September 14, 2012
Science Daily/University of Massachusetts Amherst
Parents may feel it's clear that missing a nap means their young children will be grumpy and out-of-sorts, but scientists who study sleep say almost nothing is known about how daytime sleep affects children's coping skills and learning.
Now neuroscientist Rebecca Spencer at the University of Massachusetts Amherst has received a five-year, $2 million grant from NIH's Heart, Lung and Blood Institute to significantly advance knowledge about how napping and sleep affect memory, behavior and emotions in preschoolers.
"Right now, there's nothing to support teachers who feel that naps can really help young children, there's no concrete science behind that," the neuroscientist says. "But if sleep is going to enhance all these benefits of attending preschool, we need to know it."

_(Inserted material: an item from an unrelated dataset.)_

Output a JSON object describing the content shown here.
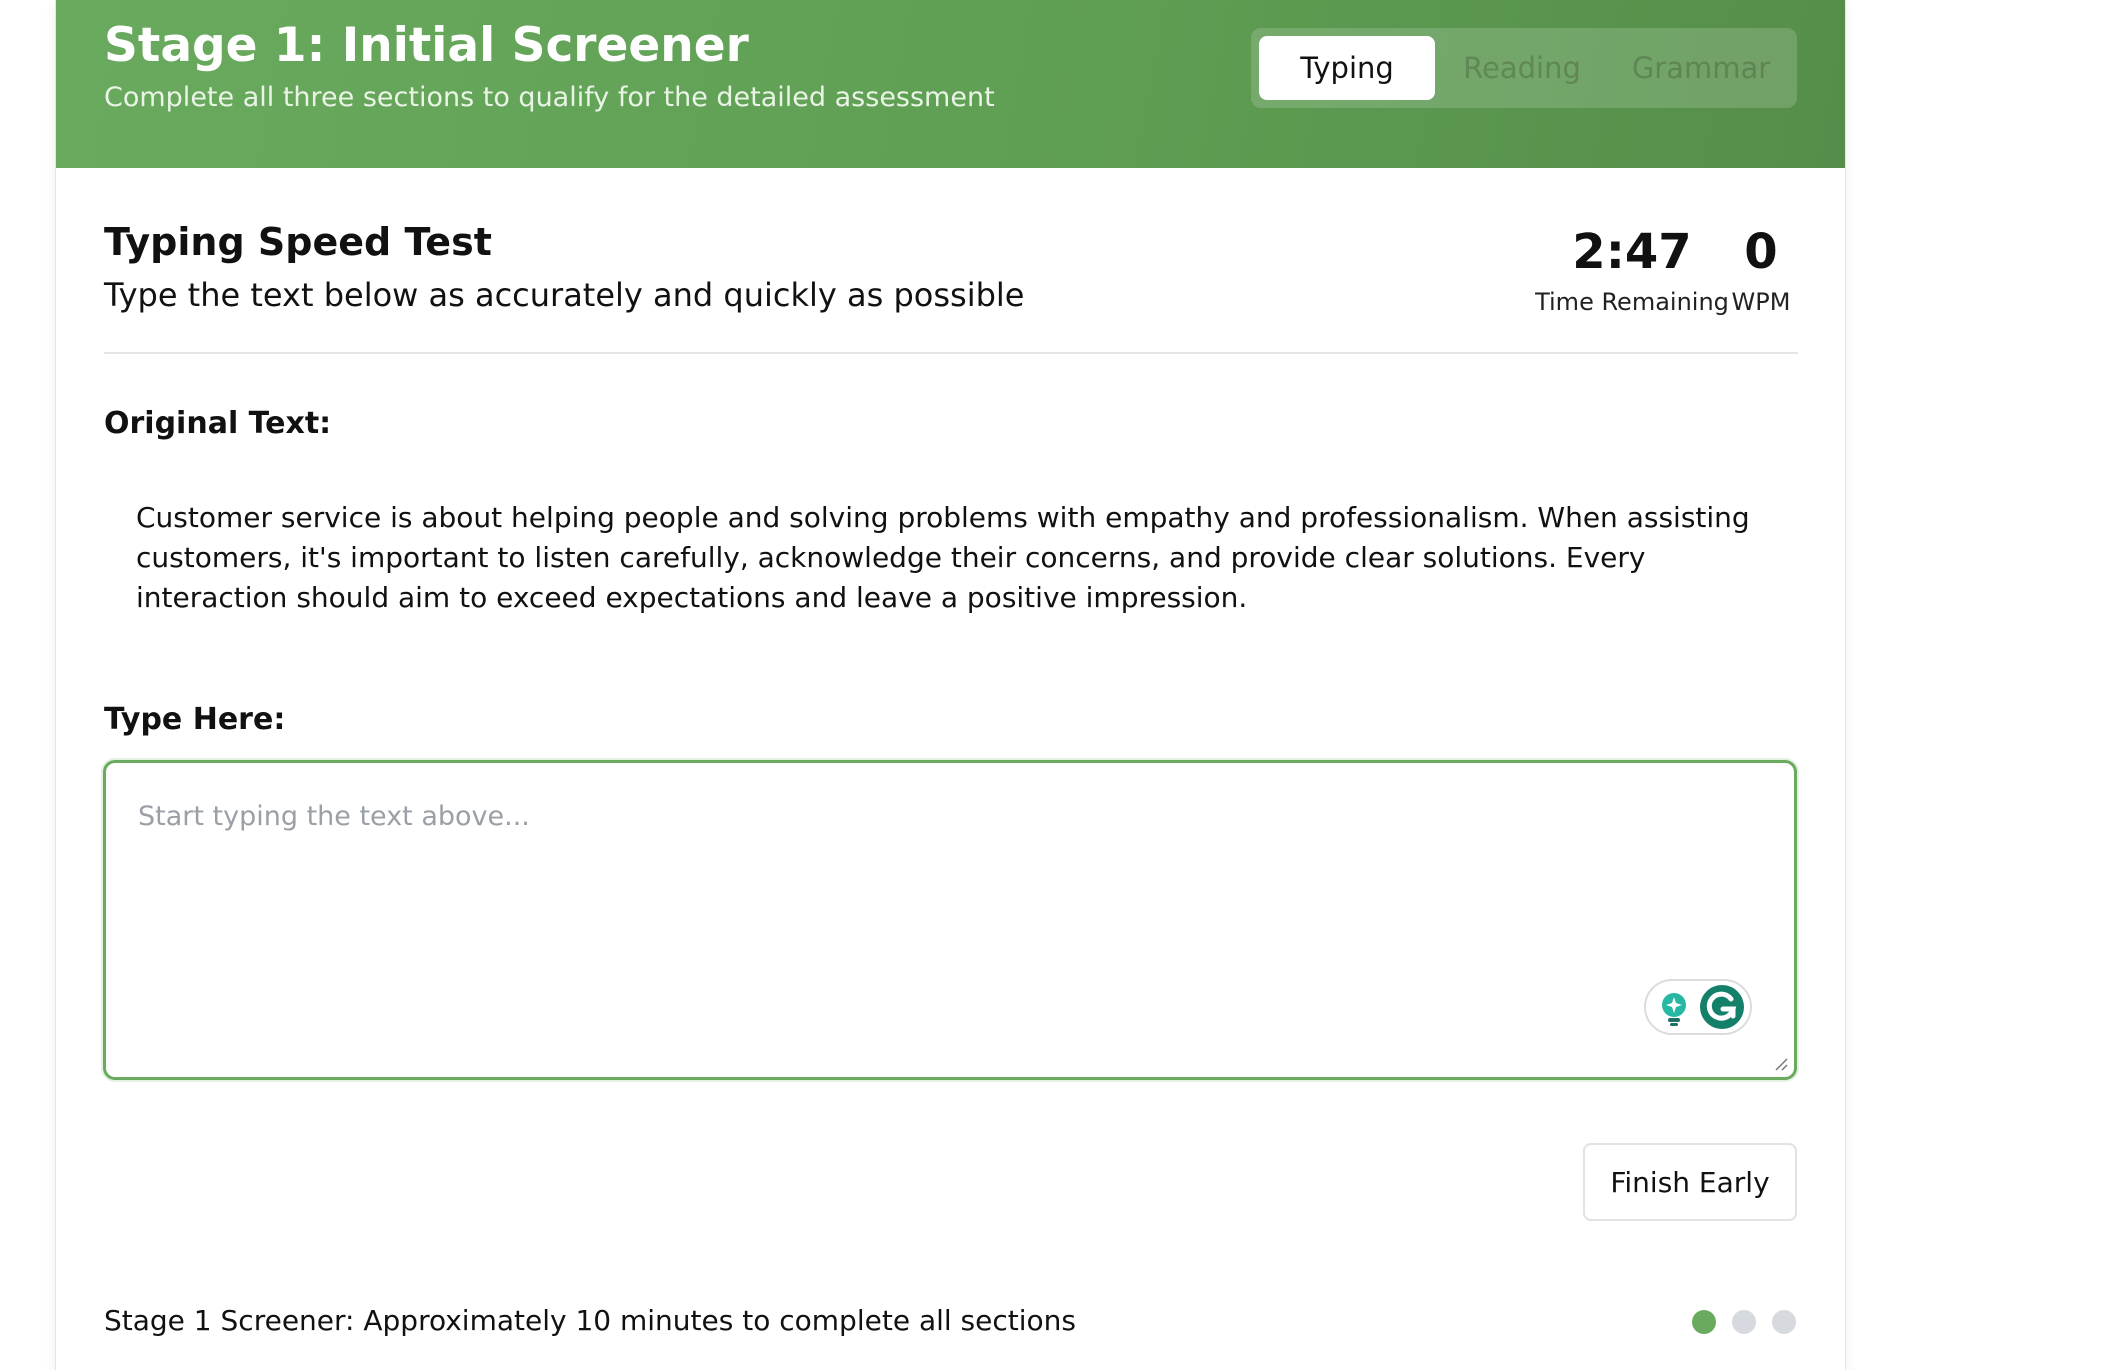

Over the next five years, Spencer and her graduate students hope to study about 480 preschoolers between 3 and 5 years old, boys and girls in diverse communities across western Massachusetts. The research will include fact-based and emotional memory studies with and without napping, measures of physical activity levels and parent reports of their children's' nighttime sleep, to find out how classroom experience interacts with sleep and physical activity and whether daytime sleep enhances learning. The research will also explore the relationship between sleep and behavior disorders.

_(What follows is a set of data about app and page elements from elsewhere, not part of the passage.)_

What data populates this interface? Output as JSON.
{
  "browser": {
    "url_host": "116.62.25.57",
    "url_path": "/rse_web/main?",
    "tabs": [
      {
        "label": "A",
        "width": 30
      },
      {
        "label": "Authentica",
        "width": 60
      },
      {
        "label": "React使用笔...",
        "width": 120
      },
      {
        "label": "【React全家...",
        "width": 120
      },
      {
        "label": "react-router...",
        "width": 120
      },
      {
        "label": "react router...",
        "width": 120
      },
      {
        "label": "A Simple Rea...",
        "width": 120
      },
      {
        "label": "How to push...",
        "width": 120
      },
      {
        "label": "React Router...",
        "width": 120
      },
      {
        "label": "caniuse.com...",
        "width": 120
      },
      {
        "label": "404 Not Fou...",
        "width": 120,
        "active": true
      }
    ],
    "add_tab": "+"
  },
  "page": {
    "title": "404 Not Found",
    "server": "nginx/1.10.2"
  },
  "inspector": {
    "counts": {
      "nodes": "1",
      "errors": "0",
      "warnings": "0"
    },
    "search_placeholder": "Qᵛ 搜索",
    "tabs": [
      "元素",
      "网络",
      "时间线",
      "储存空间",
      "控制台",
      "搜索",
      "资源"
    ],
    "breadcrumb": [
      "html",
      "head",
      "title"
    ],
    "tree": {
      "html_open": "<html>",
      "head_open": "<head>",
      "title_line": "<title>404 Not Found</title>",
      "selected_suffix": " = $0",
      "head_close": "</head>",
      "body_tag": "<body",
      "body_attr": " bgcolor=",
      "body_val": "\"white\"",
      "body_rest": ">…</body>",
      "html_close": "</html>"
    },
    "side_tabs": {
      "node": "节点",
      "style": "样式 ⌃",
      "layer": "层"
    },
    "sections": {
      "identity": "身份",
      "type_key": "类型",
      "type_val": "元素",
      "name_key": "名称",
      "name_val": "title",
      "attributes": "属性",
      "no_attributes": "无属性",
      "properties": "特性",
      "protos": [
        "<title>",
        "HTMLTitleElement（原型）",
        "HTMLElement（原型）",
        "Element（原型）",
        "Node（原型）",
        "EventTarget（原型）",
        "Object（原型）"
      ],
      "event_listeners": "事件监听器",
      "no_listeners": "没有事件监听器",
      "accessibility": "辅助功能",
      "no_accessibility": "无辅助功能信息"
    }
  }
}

"I think we'll have a rich data set for examining sleep, physical activity and the child's behavior," says Spencer. "We think that the nap benefit is going to be especially useful for kids who don't get optimal overnight sleep. Culture plays a role in how late you stay up, and some kids live in noisy inner city neighborhoods. If we can help them with a nap, we want to know that."